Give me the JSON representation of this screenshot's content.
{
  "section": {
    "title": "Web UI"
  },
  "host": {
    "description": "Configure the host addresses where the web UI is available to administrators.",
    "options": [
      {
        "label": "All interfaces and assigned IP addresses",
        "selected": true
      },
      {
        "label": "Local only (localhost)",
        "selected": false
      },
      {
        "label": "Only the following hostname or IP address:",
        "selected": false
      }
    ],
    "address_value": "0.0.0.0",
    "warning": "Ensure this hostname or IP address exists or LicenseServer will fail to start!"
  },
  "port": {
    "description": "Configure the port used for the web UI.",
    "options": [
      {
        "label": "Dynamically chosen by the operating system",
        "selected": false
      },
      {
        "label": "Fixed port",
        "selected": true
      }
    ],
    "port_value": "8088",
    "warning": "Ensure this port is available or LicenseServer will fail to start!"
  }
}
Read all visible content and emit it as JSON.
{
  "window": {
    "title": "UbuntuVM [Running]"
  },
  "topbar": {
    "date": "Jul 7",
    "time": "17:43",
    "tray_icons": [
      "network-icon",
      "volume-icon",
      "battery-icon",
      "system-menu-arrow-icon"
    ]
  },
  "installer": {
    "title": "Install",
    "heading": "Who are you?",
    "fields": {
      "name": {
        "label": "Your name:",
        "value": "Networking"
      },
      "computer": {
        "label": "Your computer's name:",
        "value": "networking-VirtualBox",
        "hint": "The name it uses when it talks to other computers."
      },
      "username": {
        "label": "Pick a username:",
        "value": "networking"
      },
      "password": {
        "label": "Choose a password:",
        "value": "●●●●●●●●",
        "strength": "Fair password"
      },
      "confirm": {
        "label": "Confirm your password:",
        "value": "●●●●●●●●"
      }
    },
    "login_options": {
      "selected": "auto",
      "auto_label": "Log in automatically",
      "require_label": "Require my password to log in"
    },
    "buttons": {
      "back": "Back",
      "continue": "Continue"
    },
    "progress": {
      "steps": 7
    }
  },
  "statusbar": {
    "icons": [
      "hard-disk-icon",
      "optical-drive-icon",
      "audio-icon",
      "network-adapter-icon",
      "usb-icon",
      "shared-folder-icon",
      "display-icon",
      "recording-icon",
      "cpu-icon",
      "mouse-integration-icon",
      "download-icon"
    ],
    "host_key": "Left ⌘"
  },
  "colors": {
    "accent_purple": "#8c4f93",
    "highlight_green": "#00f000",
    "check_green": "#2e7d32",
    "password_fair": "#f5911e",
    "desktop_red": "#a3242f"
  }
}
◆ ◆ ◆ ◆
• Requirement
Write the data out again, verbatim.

• Answer to this exercise
Give me the JSON representation of this screenshot's content.
{
  "section": {
    "title": "Web UI"
  },
  "host": {
    "description": "Configure the host addresses where the web UI is available to administrators.",
    "options": [
      {
        "label": "All interfaces and assigned IP addresses",
        "selected": true
      },
      {
        "label": "Local only (localhost)",
        "selected": false
      },
      {
        "label": "Only the following hostname or IP address:",
        "selected": false
      }
    ],
    "address_value": "0.0.0.0",
    "warning": "Ensure this hostname or IP address exists or LicenseServer will fail to start!"
  },
  "port": {
    "description": "Configure the port used for the web UI.",
    "options": [
      {
        "label": "Dynamically chosen by the operating system",
        "selected": false
      },
      {
        "label": "Fixed port",
        "selected": true
      }
    ],
    "port_value": "8088",
    "warning": "Ensure this port is available or LicenseServer will fail to start!"
  }
}
Read all visible content and emit it as JSON.
{
  "window": {
    "title": "UbuntuVM [Running]"
  },
  "topbar": {
    "date": "Jul 7",
    "time": "17:43",
    "tray_icons": [
      "network-icon",
      "volume-icon",
      "battery-icon",
      "system-menu-arrow-icon"
    ]
  },
  "installer": {
    "title": "Install",
    "heading": "Who are you?",
    "fields": {
      "name": {
        "label": "Your name:",
        "value": "Networking"
      },
      "computer": {
        "label": "Your computer's name:",
        "value": "networking-VirtualBox",
        "hint": "The name it uses when it talks to other computers."
      },
      "username": {
        "label": "Pick a username:",
        "value": "networking"
      },
      "password": {
        "label": "Choose a password:",
        "value": "●●●●●●●●",
        "strength": "Fair password"
      },
      "confirm": {
        "label": "Confirm your password:",
        "value": "●●●●●●●●"
      }
    },
    "login_options": {
      "selected": "auto",
      "auto_label": "Log in automatically",
      "require_label": "Require my password to log in"
    },
    "buttons": {
      "back": "Back",
      "continue": "Continue"
    },
    "progress": {
      "steps": 7
    }
  },
  "statusbar": {
    "icons": [
      "hard-disk-icon",
      "optical-drive-icon",
      "audio-icon",
      "network-adapter-icon",
      "usb-icon",
      "shared-folder-icon",
      "display-icon",
      "recording-icon",
      "cpu-icon",
      "mouse-integration-icon",
      "download-icon"
    ],
    "host_key": "Left ⌘"
  },
  "colors": {
    "accent_purple": "#8c4f93",
    "highlight_green": "#00f000",
    "check_green": "#2e7d32",
    "password_fair": "#f5911e",
    "desktop_red": "#a3242f"
  }
}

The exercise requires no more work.